» **Available records**

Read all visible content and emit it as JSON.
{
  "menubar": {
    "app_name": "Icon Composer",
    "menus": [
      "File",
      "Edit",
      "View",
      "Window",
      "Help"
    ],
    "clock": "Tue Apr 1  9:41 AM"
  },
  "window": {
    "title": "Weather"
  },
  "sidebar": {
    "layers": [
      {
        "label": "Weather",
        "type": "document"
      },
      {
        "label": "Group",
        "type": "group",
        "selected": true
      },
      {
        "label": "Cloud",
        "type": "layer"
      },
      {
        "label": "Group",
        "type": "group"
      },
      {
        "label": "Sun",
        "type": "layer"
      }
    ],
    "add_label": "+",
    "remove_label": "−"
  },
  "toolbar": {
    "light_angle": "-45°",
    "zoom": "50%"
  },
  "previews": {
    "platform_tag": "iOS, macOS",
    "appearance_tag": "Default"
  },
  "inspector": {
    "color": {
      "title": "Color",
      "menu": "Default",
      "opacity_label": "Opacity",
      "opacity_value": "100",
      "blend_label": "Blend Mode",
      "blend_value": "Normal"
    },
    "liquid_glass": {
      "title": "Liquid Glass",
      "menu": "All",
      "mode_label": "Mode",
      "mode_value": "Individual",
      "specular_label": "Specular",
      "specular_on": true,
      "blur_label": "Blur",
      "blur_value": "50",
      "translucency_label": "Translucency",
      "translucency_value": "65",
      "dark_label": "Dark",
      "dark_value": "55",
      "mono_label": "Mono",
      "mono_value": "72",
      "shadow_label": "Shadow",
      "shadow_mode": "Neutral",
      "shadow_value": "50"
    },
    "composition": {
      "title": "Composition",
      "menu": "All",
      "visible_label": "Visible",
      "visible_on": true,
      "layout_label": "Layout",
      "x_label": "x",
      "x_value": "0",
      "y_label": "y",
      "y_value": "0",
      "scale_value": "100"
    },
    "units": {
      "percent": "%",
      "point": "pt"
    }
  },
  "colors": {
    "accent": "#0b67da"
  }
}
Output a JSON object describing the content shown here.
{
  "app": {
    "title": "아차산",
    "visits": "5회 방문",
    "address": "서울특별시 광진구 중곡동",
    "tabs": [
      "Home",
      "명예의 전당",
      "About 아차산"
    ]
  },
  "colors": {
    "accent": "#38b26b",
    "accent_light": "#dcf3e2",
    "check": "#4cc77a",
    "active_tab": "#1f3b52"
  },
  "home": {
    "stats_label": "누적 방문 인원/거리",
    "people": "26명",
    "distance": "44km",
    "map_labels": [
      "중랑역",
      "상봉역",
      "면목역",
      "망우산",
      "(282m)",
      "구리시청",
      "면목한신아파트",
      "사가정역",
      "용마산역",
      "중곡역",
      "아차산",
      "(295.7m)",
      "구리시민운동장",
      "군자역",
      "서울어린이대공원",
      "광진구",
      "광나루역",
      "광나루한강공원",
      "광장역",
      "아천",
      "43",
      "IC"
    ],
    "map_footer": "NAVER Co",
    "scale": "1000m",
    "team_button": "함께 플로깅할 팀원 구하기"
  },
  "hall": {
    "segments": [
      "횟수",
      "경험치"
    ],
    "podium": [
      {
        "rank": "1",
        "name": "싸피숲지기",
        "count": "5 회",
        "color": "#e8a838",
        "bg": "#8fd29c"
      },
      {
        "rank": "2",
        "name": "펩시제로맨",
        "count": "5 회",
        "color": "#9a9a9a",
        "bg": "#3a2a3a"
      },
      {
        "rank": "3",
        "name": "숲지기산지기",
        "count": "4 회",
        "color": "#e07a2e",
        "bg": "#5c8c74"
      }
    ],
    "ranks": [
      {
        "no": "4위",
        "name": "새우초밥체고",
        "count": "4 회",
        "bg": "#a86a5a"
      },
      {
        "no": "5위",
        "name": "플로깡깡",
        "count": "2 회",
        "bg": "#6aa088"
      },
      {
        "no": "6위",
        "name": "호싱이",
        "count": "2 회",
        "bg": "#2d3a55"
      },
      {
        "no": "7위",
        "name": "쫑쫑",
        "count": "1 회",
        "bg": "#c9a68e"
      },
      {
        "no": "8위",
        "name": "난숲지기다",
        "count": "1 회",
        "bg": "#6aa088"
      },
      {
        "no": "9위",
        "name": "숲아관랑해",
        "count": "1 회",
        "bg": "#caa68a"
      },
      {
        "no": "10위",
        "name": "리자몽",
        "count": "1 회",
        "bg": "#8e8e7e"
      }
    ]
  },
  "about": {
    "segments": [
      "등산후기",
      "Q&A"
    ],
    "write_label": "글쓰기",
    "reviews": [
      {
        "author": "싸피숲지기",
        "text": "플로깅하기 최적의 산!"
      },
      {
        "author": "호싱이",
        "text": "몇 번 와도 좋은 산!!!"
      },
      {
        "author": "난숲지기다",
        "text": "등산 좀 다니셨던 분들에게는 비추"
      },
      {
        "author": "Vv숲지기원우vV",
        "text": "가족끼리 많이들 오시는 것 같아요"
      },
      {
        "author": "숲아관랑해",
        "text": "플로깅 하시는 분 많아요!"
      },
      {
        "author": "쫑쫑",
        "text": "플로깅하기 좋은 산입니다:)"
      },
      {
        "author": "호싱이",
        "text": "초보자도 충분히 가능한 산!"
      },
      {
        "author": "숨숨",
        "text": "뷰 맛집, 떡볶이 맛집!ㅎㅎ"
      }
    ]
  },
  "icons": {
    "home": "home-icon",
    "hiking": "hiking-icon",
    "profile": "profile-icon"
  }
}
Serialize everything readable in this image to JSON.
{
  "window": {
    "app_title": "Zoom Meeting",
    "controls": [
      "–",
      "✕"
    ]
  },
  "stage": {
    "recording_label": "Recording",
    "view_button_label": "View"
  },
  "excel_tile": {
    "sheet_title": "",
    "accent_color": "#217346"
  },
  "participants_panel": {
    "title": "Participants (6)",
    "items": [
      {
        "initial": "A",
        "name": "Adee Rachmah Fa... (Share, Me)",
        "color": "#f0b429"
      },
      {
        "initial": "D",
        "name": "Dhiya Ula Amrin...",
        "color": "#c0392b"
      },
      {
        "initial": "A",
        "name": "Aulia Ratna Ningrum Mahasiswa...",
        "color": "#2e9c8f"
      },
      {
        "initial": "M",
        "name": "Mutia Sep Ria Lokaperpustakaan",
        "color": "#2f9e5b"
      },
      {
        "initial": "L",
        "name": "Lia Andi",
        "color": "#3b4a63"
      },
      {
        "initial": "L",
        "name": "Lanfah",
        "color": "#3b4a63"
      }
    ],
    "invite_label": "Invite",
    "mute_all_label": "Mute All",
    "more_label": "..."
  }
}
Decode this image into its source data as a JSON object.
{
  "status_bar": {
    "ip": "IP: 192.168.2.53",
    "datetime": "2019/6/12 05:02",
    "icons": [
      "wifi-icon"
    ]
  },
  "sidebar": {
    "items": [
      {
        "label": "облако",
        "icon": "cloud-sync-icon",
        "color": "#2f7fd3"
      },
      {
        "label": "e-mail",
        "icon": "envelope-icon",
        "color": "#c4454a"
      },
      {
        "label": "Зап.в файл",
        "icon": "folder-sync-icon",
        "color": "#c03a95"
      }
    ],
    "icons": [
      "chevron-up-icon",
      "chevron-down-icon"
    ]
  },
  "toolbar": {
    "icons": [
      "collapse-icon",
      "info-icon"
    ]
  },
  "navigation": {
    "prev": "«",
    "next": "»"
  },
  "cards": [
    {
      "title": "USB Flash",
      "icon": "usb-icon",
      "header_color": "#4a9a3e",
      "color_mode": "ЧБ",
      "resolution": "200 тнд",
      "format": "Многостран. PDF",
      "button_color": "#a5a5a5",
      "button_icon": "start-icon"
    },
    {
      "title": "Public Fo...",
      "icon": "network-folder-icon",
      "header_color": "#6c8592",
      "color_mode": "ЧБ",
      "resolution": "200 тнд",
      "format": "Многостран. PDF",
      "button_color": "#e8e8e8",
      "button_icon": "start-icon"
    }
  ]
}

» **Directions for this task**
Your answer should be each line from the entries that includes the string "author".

» **Written answer**
        "author": "싸피숲지기",
        "author": "호싱이",
        "author": "난숲지기다",
        "author": "Vv숲지기원우vV",
        "author": "숲아관랑해",
        "author": "쫑쫑",
        "author": "호싱이",
        "author": "숨숨",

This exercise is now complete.